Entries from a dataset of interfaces

◆ ◆ ◆

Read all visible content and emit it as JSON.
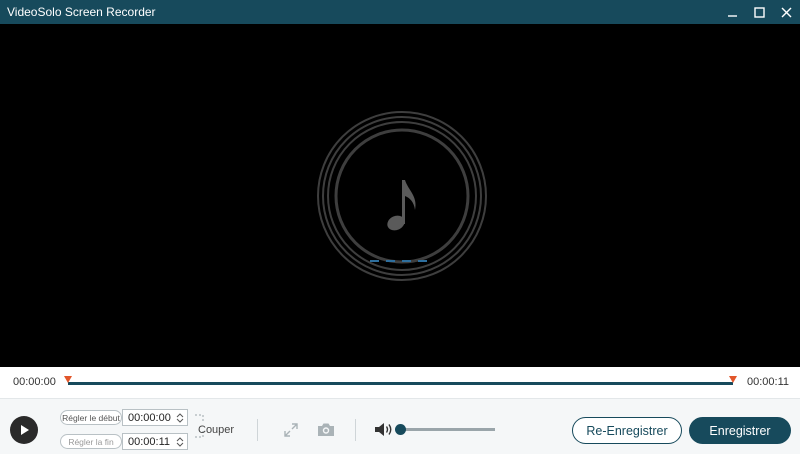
{
  "window": {
    "title": "VideoSolo Screen Recorder",
    "controls": [
      "minimize-icon",
      "maximize-icon",
      "close-icon"
    ]
  },
  "colors": {
    "titlebar": "#174a5c",
    "accent": "#174a5c",
    "marker": "#e2562a",
    "preview_bg": "#000000"
  },
  "preview": {
    "icon": "music-note-icon",
    "progress_dashes": 4
  },
  "timeline": {
    "start_time": "00:00:00",
    "end_time": "00:00:11",
    "progress": 1.0
  },
  "trim": {
    "start_label": "Régler le début",
    "start_value": "00:00:00",
    "end_label": "Régler la fin",
    "end_value": "00:00:11",
    "cut_label": "Couper"
  },
  "tools": {
    "expand_icon": "expand-icon",
    "snapshot_icon": "camera-icon"
  },
  "volume": {
    "icon": "speaker-icon",
    "level": 0.0
  },
  "actions": {
    "rerecord_label": "Re-Enregistrer",
    "save_label": "Enregistrer"
  }
}
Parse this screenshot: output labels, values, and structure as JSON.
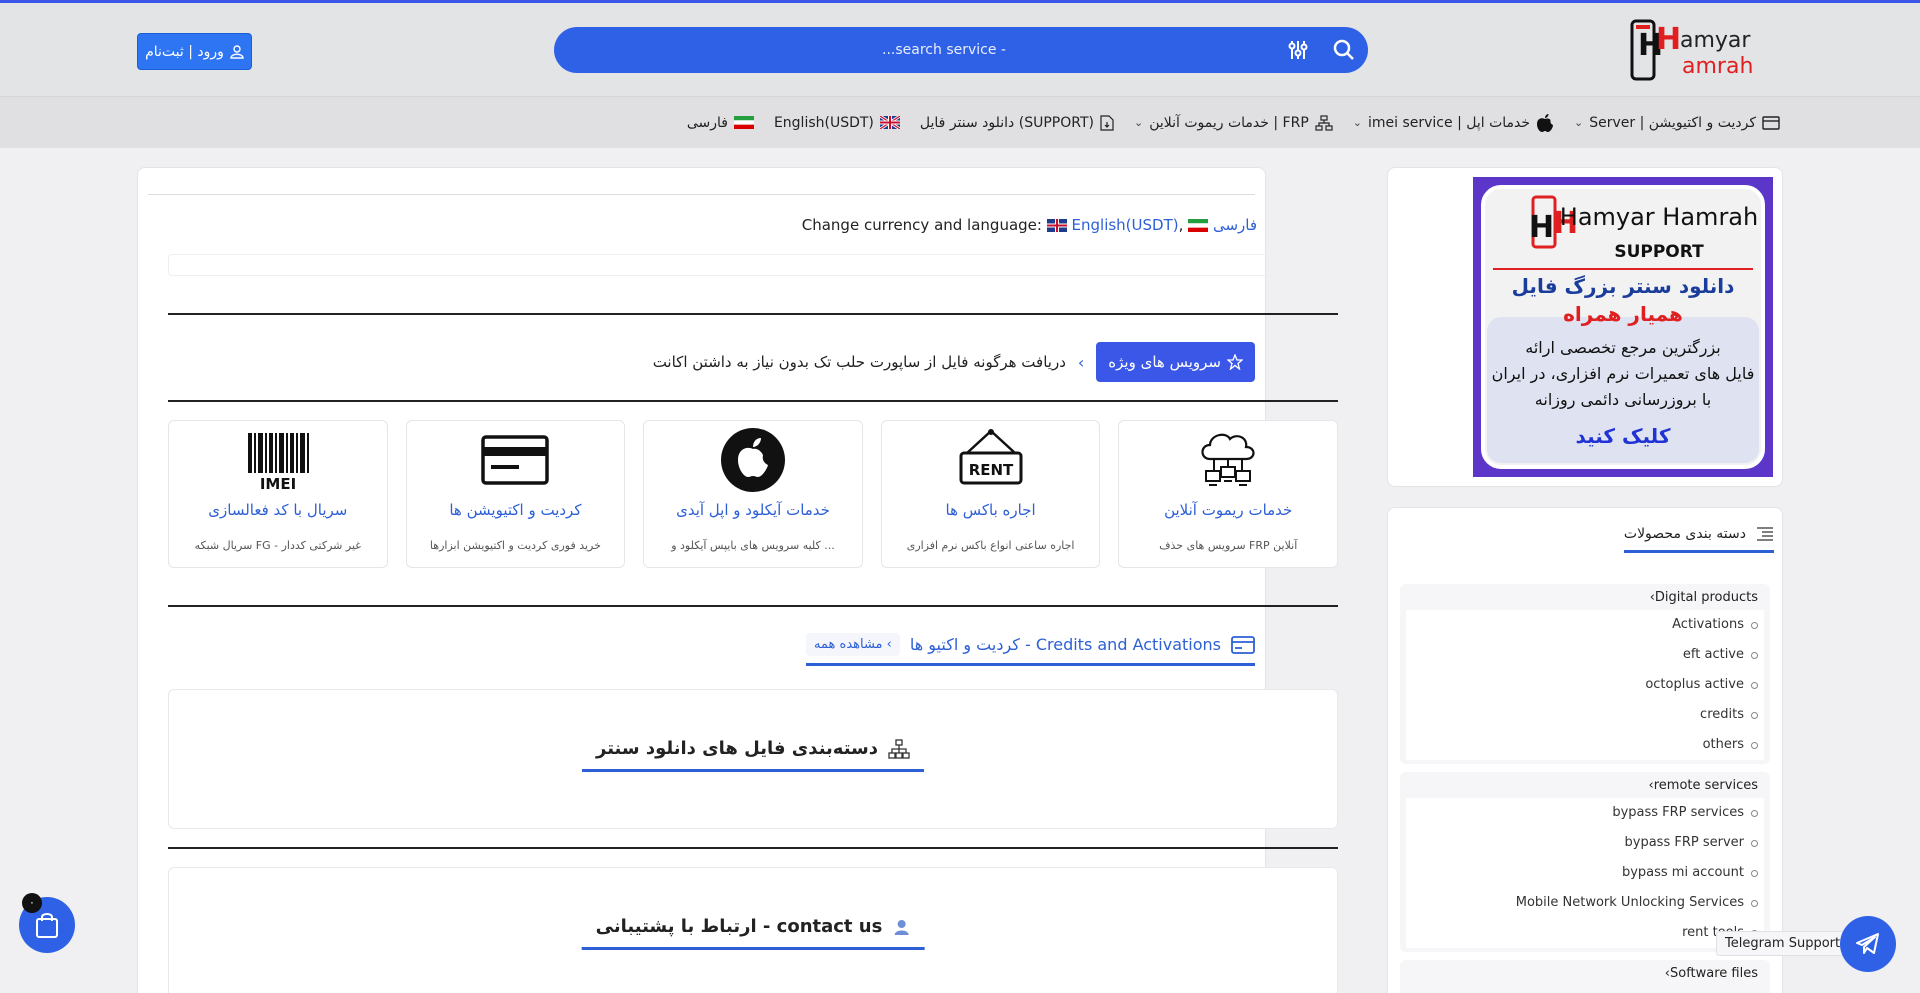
{
  "header": {
    "logo_alt": "Hamyar Hamrah",
    "logo_text_1": "amyar",
    "logo_text_2": "amrah",
    "search_placeholder": "...search service -",
    "login_label": "ورود | ثبت‌نام"
  },
  "nav": {
    "items": [
      {
        "label": "Server | کردیت و اکتیویشن",
        "icon": "card-icon",
        "dropdown": true
      },
      {
        "label": "imei service | خدمات اپل",
        "icon": "apple-icon",
        "dropdown": true
      },
      {
        "label": "خدمات ریموت آنلاین | FRP",
        "icon": "network-icon",
        "dropdown": true
      },
      {
        "label": "دانلود سنتر فایل (SUPPORT)",
        "icon": "file-icon",
        "dropdown": false
      },
      {
        "label": "English(USDT)",
        "icon": "uk-flag-icon",
        "dropdown": false
      },
      {
        "label": "فارسی",
        "icon": "iran-flag-icon",
        "dropdown": false
      }
    ]
  },
  "main": {
    "currency_label": "Change currency and language:",
    "currency_en": "English(USDT)",
    "currency_fa": "فارسی",
    "special_badge": "سرویس های ویژه",
    "special_text": "دریافت هرگونه فایل از ساپورت حلب تک بدون نیاز به داشتن اکانت",
    "cards": [
      {
        "title": "خدمات ریموت آنلاین",
        "subtitle": "سرویس های حذف FRP آنلاین",
        "icon": "cloud-network-icon"
      },
      {
        "title": "اجاره باکس ها",
        "subtitle": "اجاره ساعتی انواع باکس نرم افزاری",
        "icon": "rent-sign-icon",
        "icon_text": "RENT"
      },
      {
        "title": "خدمات آیکلود و اپل آیدی",
        "subtitle": "کلیه سرویس های بایپس آیکلود و ...",
        "icon": "apple-icon"
      },
      {
        "title": "کردیت و اکتیویشن ها",
        "subtitle": "خرید فوری کردیت و اکتیویشن ابزارها",
        "icon": "credit-card-icon"
      },
      {
        "title": "سریال با کد فعالسازی",
        "subtitle": "سریال شبکه FG - غیر شرکتی کددار",
        "icon": "imei-barcode-icon",
        "icon_text": "IMEI"
      }
    ],
    "section_title": "کردیت و اکتیو ها - Credits and Activations",
    "view_all": "مشاهده همه",
    "file_categories_title": "دسته‌بندی فایل های دانلود سنتر",
    "contact_title": "ارتباط با پشتیبانی - contact us"
  },
  "sidebar": {
    "banner": {
      "line1": "دانلود سنتر بزرگ فایل",
      "line2": "همیار همراه",
      "line3": "بزرگترین مرجع تخصصی ارائه",
      "line4": "فایل های تعمیرات نرم افزاری، در ایران",
      "line5": "با بروزرسانی دائمی روزانه",
      "cta": "کلیک کنید",
      "brand": "Hamyar Hamrah",
      "support": "SUPPORT"
    },
    "categories_title": "دسته بندی محصولات",
    "groups": [
      {
        "name": "Digital products",
        "items": [
          "Activations",
          "eft active",
          "octoplus active",
          "credits",
          "others"
        ]
      },
      {
        "name": "remote services",
        "items": [
          "bypass FRP services",
          "bypass FRP server",
          "bypass mi account",
          "Mobile Network Unlocking Services",
          "rent tools"
        ]
      },
      {
        "name": "Software files",
        "items": []
      }
    ]
  },
  "floating": {
    "cart_count": "۰",
    "telegram_label": "Telegram Support"
  },
  "colors": {
    "accent": "#2e61e6",
    "link": "#2d5fd6",
    "header_bg": "#e3e4e6"
  }
}
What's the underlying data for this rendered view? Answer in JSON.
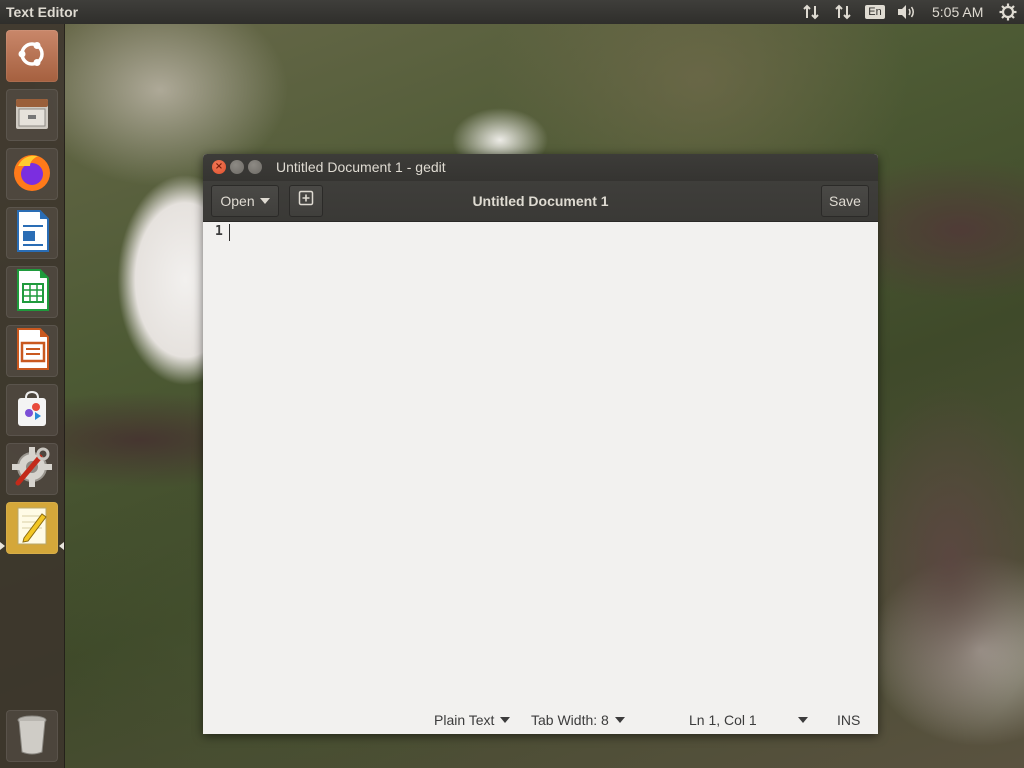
{
  "top_panel": {
    "app_title": "Text Editor",
    "language": "En",
    "clock": "5:05 AM",
    "icons": [
      "network-transfer-icon",
      "network-transfer-icon",
      "volume-icon",
      "system-gear-icon"
    ]
  },
  "launcher": {
    "items": [
      {
        "name": "ubuntu-dash",
        "icon": "ubuntu-logo-icon"
      },
      {
        "name": "files",
        "icon": "file-cabinet-icon"
      },
      {
        "name": "firefox",
        "icon": "firefox-icon"
      },
      {
        "name": "libreoffice-writer",
        "icon": "writer-document-icon"
      },
      {
        "name": "libreoffice-calc",
        "icon": "calc-spreadsheet-icon"
      },
      {
        "name": "libreoffice-impress",
        "icon": "impress-presentation-icon"
      },
      {
        "name": "software",
        "icon": "software-bag-icon"
      },
      {
        "name": "system-settings",
        "icon": "settings-wrench-icon"
      },
      {
        "name": "text-editor",
        "icon": "text-editor-pencil-icon",
        "active": true
      },
      {
        "name": "trash",
        "icon": "trash-icon"
      }
    ]
  },
  "window": {
    "title": "Untitled Document 1 - gedit",
    "headerbar": {
      "open_label": "Open",
      "document_title": "Untitled Document 1",
      "save_label": "Save"
    },
    "editor": {
      "line_number": "1",
      "content": ""
    },
    "statusbar": {
      "language": "Plain Text",
      "tab_width": "Tab Width: 8",
      "position": "Ln 1, Col 1",
      "mode": "INS"
    }
  },
  "colors": {
    "panel": "#2f2e2b",
    "panel_text": "#dfdbd2",
    "close_button": "#e0502d",
    "editor_bg": "#f2f1ef",
    "active_launcher": "#d4a73a"
  }
}
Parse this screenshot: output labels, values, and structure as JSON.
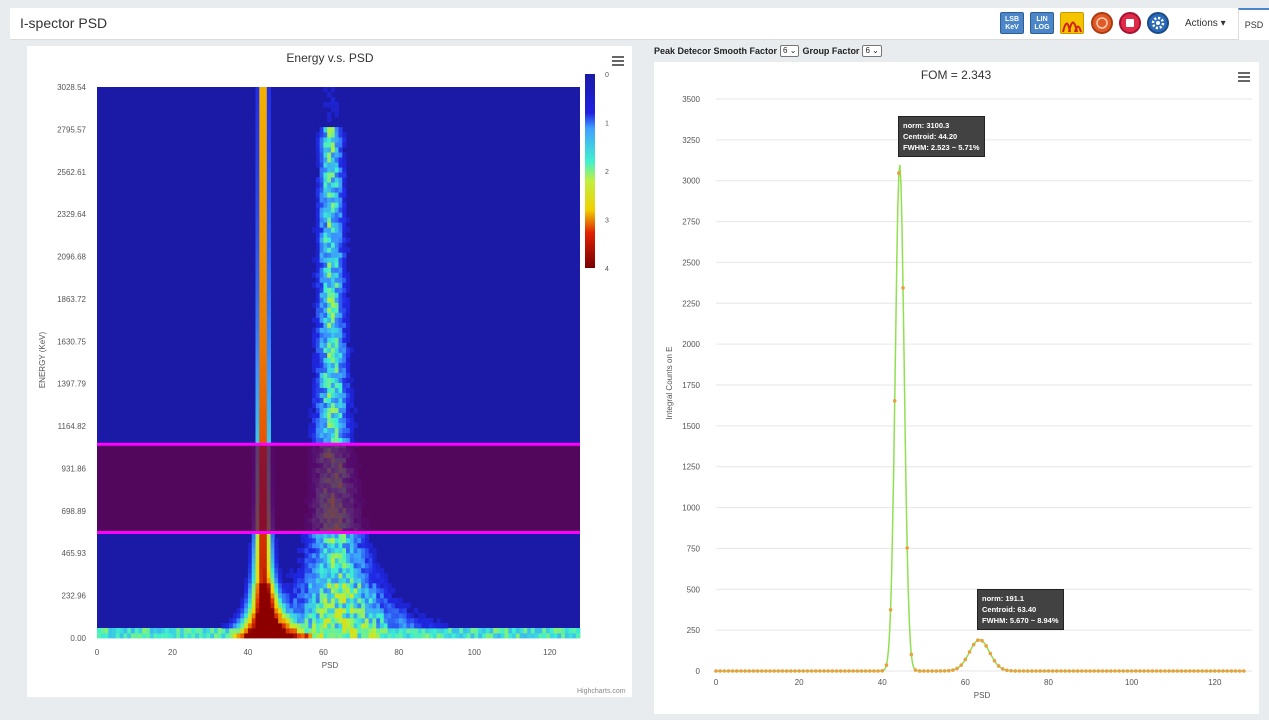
{
  "app": {
    "title": "I-spector PSD"
  },
  "toolbar": {
    "lsb_top": "LSB",
    "lsb_bottom": "KeV",
    "lin_top": "LIN",
    "lin_bottom": "LOG",
    "actions_label": "Actions",
    "psd_tab": "PSD"
  },
  "controls": {
    "smooth_label": "Peak Detecor Smooth Factor",
    "smooth_value": "6",
    "group_label": "Group Factor",
    "group_value": "6"
  },
  "left_chart": {
    "credit": "Highcharts.com",
    "chart_data": {
      "type": "heatmap",
      "title": "Energy v.s. PSD",
      "xlabel": "PSD",
      "ylabel": "ENERGY (KeV)",
      "x_ticks": [
        "0",
        "20",
        "40",
        "60",
        "80",
        "100",
        "120"
      ],
      "y_ticks": [
        "0.00",
        "232.96",
        "465.93",
        "698.89",
        "931.86",
        "1164.82",
        "1397.79",
        "1630.75",
        "1863.72",
        "2096.68",
        "2329.64",
        "2562.61",
        "2795.57",
        "3028.54"
      ],
      "colorbar_ticks": [
        "0",
        "1",
        "2",
        "3",
        "4"
      ],
      "xlim": [
        0,
        128
      ],
      "ylim": [
        0,
        3028.54
      ],
      "selection_band": [
        580,
        1065
      ],
      "colors": {
        "band_line": "#ff00ff",
        "background": "#1a1aa6"
      }
    }
  },
  "right_chart": {
    "chart_data": {
      "type": "line",
      "title": "FOM = 2.343",
      "xlabel": "PSD",
      "ylabel": "Integral Counts on E",
      "x_ticks": [
        "0",
        "20",
        "40",
        "60",
        "80",
        "100",
        "120"
      ],
      "y_ticks": [
        "0",
        "250",
        "500",
        "750",
        "1000",
        "1250",
        "1500",
        "1750",
        "2000",
        "2250",
        "2500",
        "2750",
        "3000",
        "3250",
        "3500"
      ],
      "xlim": [
        0,
        128
      ],
      "ylim": [
        0,
        3500
      ],
      "peaks": [
        {
          "norm": 3100.3,
          "centroid": 44.2,
          "sigma": 1.07
        },
        {
          "norm": 191.1,
          "centroid": 63.4,
          "sigma": 2.41
        }
      ],
      "colors": {
        "line": "#90e050",
        "points": "#e8a040"
      }
    },
    "tooltips": [
      {
        "l1": "norm: 3100.3",
        "l2": "Centroid: 44.20",
        "l3": "FWHM: 2.523 ~ 5.71%"
      },
      {
        "l1": "norm: 191.1",
        "l2": "Centroid: 63.40",
        "l3": "FWHM: 5.670 ~ 8.94%"
      }
    ]
  }
}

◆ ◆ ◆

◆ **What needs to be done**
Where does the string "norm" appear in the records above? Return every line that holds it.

◆ **Output below**
          "norm": 3100.3,
          "norm": 191.1,
        "l1": "norm: 3100.3",
        "l1": "norm: 191.1",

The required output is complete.